Now the question I ask is if the federal fair labor standards can consider a higher state minimum wage. I think it can -- particularly now that state employees are not exempt from medicare.

Anonymous said...

if my math is correct assuming $12,000,000 state aid in 2002 (2067 students) and $10,000,000 state aid in 2015 (1376 students) then state aid has increased by ~2% every year/student. Ch70 $ is estimated from the graph you pointed out and student numbers pulled from MASS DOE site. Not sure how or where school choice might fit in...

I hope this clears up your confusion, Rick. These are the important numbers. Why wouldn't the state decrease aid while the numbers of students drop. Stop letting the admin place our financial woes on "dropping state aid", its a red herring.

Anonymous said...

Telling longtime elected SC members that you are trying to clear up their confusion about "important numbers" when you don't even know if your "math is correct" or "how school choice fits in"?

Anonymous said...

anon@10:27: Pretty sure my math is correct, not so sure of the exact numbers (the Ch70 amounts were pulled off a graph, the exact number could be a bit different). Do you know (or Rick know) how school choice students are included in calculating chapter 70 allocations? How many choice students included are the the total #'s posted on MA DOE? Since Rick doesn't grasp the significance of total ch70 aid vs ch70/student, I imagine he might not know the other answers but I could be wrong...I'm frustrated, however, by the insistence of the Admin and Rick, who has been told this before about ch70 aid NOT decreasing per student, that our economic woes are due (in large part) because of reduced state aid, which is NOT the case. Saying aid has dropped is, at best, a misrepresentation of facts.

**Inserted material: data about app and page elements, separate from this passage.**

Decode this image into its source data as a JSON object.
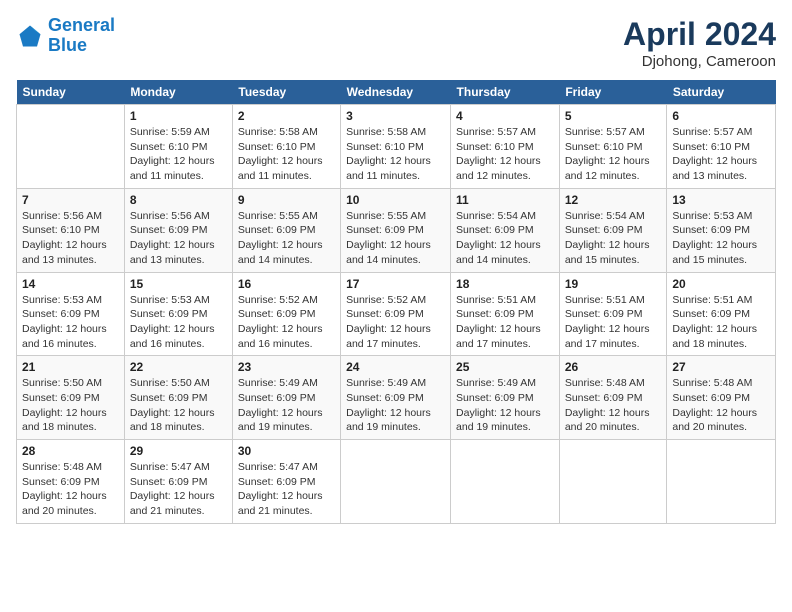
{
  "header": {
    "logo_line1": "General",
    "logo_line2": "Blue",
    "month_title": "April 2024",
    "location": "Djohong, Cameroon"
  },
  "days_of_week": [
    "Sunday",
    "Monday",
    "Tuesday",
    "Wednesday",
    "Thursday",
    "Friday",
    "Saturday"
  ],
  "weeks": [
    [
      {
        "day": "",
        "sunrise": "",
        "sunset": "",
        "daylight": ""
      },
      {
        "day": "1",
        "sunrise": "Sunrise: 5:59 AM",
        "sunset": "Sunset: 6:10 PM",
        "daylight": "Daylight: 12 hours and 11 minutes."
      },
      {
        "day": "2",
        "sunrise": "Sunrise: 5:58 AM",
        "sunset": "Sunset: 6:10 PM",
        "daylight": "Daylight: 12 hours and 11 minutes."
      },
      {
        "day": "3",
        "sunrise": "Sunrise: 5:58 AM",
        "sunset": "Sunset: 6:10 PM",
        "daylight": "Daylight: 12 hours and 11 minutes."
      },
      {
        "day": "4",
        "sunrise": "Sunrise: 5:57 AM",
        "sunset": "Sunset: 6:10 PM",
        "daylight": "Daylight: 12 hours and 12 minutes."
      },
      {
        "day": "5",
        "sunrise": "Sunrise: 5:57 AM",
        "sunset": "Sunset: 6:10 PM",
        "daylight": "Daylight: 12 hours and 12 minutes."
      },
      {
        "day": "6",
        "sunrise": "Sunrise: 5:57 AM",
        "sunset": "Sunset: 6:10 PM",
        "daylight": "Daylight: 12 hours and 13 minutes."
      }
    ],
    [
      {
        "day": "7",
        "sunrise": "Sunrise: 5:56 AM",
        "sunset": "Sunset: 6:10 PM",
        "daylight": "Daylight: 12 hours and 13 minutes."
      },
      {
        "day": "8",
        "sunrise": "Sunrise: 5:56 AM",
        "sunset": "Sunset: 6:09 PM",
        "daylight": "Daylight: 12 hours and 13 minutes."
      },
      {
        "day": "9",
        "sunrise": "Sunrise: 5:55 AM",
        "sunset": "Sunset: 6:09 PM",
        "daylight": "Daylight: 12 hours and 14 minutes."
      },
      {
        "day": "10",
        "sunrise": "Sunrise: 5:55 AM",
        "sunset": "Sunset: 6:09 PM",
        "daylight": "Daylight: 12 hours and 14 minutes."
      },
      {
        "day": "11",
        "sunrise": "Sunrise: 5:54 AM",
        "sunset": "Sunset: 6:09 PM",
        "daylight": "Daylight: 12 hours and 14 minutes."
      },
      {
        "day": "12",
        "sunrise": "Sunrise: 5:54 AM",
        "sunset": "Sunset: 6:09 PM",
        "daylight": "Daylight: 12 hours and 15 minutes."
      },
      {
        "day": "13",
        "sunrise": "Sunrise: 5:53 AM",
        "sunset": "Sunset: 6:09 PM",
        "daylight": "Daylight: 12 hours and 15 minutes."
      }
    ],
    [
      {
        "day": "14",
        "sunrise": "Sunrise: 5:53 AM",
        "sunset": "Sunset: 6:09 PM",
        "daylight": "Daylight: 12 hours and 16 minutes."
      },
      {
        "day": "15",
        "sunrise": "Sunrise: 5:53 AM",
        "sunset": "Sunset: 6:09 PM",
        "daylight": "Daylight: 12 hours and 16 minutes."
      },
      {
        "day": "16",
        "sunrise": "Sunrise: 5:52 AM",
        "sunset": "Sunset: 6:09 PM",
        "daylight": "Daylight: 12 hours and 16 minutes."
      },
      {
        "day": "17",
        "sunrise": "Sunrise: 5:52 AM",
        "sunset": "Sunset: 6:09 PM",
        "daylight": "Daylight: 12 hours and 17 minutes."
      },
      {
        "day": "18",
        "sunrise": "Sunrise: 5:51 AM",
        "sunset": "Sunset: 6:09 PM",
        "daylight": "Daylight: 12 hours and 17 minutes."
      },
      {
        "day": "19",
        "sunrise": "Sunrise: 5:51 AM",
        "sunset": "Sunset: 6:09 PM",
        "daylight": "Daylight: 12 hours and 17 minutes."
      },
      {
        "day": "20",
        "sunrise": "Sunrise: 5:51 AM",
        "sunset": "Sunset: 6:09 PM",
        "daylight": "Daylight: 12 hours and 18 minutes."
      }
    ],
    [
      {
        "day": "21",
        "sunrise": "Sunrise: 5:50 AM",
        "sunset": "Sunset: 6:09 PM",
        "daylight": "Daylight: 12 hours and 18 minutes."
      },
      {
        "day": "22",
        "sunrise": "Sunrise: 5:50 AM",
        "sunset": "Sunset: 6:09 PM",
        "daylight": "Daylight: 12 hours and 18 minutes."
      },
      {
        "day": "23",
        "sunrise": "Sunrise: 5:49 AM",
        "sunset": "Sunset: 6:09 PM",
        "daylight": "Daylight: 12 hours and 19 minutes."
      },
      {
        "day": "24",
        "sunrise": "Sunrise: 5:49 AM",
        "sunset": "Sunset: 6:09 PM",
        "daylight": "Daylight: 12 hours and 19 minutes."
      },
      {
        "day": "25",
        "sunrise": "Sunrise: 5:49 AM",
        "sunset": "Sunset: 6:09 PM",
        "daylight": "Daylight: 12 hours and 19 minutes."
      },
      {
        "day": "26",
        "sunrise": "Sunrise: 5:48 AM",
        "sunset": "Sunset: 6:09 PM",
        "daylight": "Daylight: 12 hours and 20 minutes."
      },
      {
        "day": "27",
        "sunrise": "Sunrise: 5:48 AM",
        "sunset": "Sunset: 6:09 PM",
        "daylight": "Daylight: 12 hours and 20 minutes."
      }
    ],
    [
      {
        "day": "28",
        "sunrise": "Sunrise: 5:48 AM",
        "sunset": "Sunset: 6:09 PM",
        "daylight": "Daylight: 12 hours and 20 minutes."
      },
      {
        "day": "29",
        "sunrise": "Sunrise: 5:47 AM",
        "sunset": "Sunset: 6:09 PM",
        "daylight": "Daylight: 12 hours and 21 minutes."
      },
      {
        "day": "30",
        "sunrise": "Sunrise: 5:47 AM",
        "sunset": "Sunset: 6:09 PM",
        "daylight": "Daylight: 12 hours and 21 minutes."
      },
      {
        "day": "",
        "sunrise": "",
        "sunset": "",
        "daylight": ""
      },
      {
        "day": "",
        "sunrise": "",
        "sunset": "",
        "daylight": ""
      },
      {
        "day": "",
        "sunrise": "",
        "sunset": "",
        "daylight": ""
      },
      {
        "day": "",
        "sunrise": "",
        "sunset": "",
        "daylight": ""
      }
    ]
  ]
}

Tell me where I'm wrong....

Anonymous said...

Can you give me an equity loan?

Rick Hood said...

You are correct, I was wrong.
In actual $, Chap 70 has risen by around 2.3% on a per student basis since 2002 (for Amherst elementary). It’s 0% adjusted for inflation.
There may be issues with Chap 70 funding, like the foundation budget being too low based on mandates the state has put in place, but not the issue as I presented it.
The video on this page explains Chap 70 funding pretty well: http://www.massbudget.org/report_window.php?loc=Facts_10_22_10.html
Really the issue is that declining enrollment loses us Chap 70 funding, and that not all costs are variable. When total Chap 70 funding decreases, we can’t decrease costs by the same amount because of fixed costs such as building costs, fixed personal costs (you have to have a Principal in each school), etc. Also, some of our costs have gone up by more than inflation such as health care and retiree costs. To counter that we have to figure out ways to cut fixed costs, like closing Marks Meadow did. Moving ARMS to ARHS would also do that (if we go ahead on that).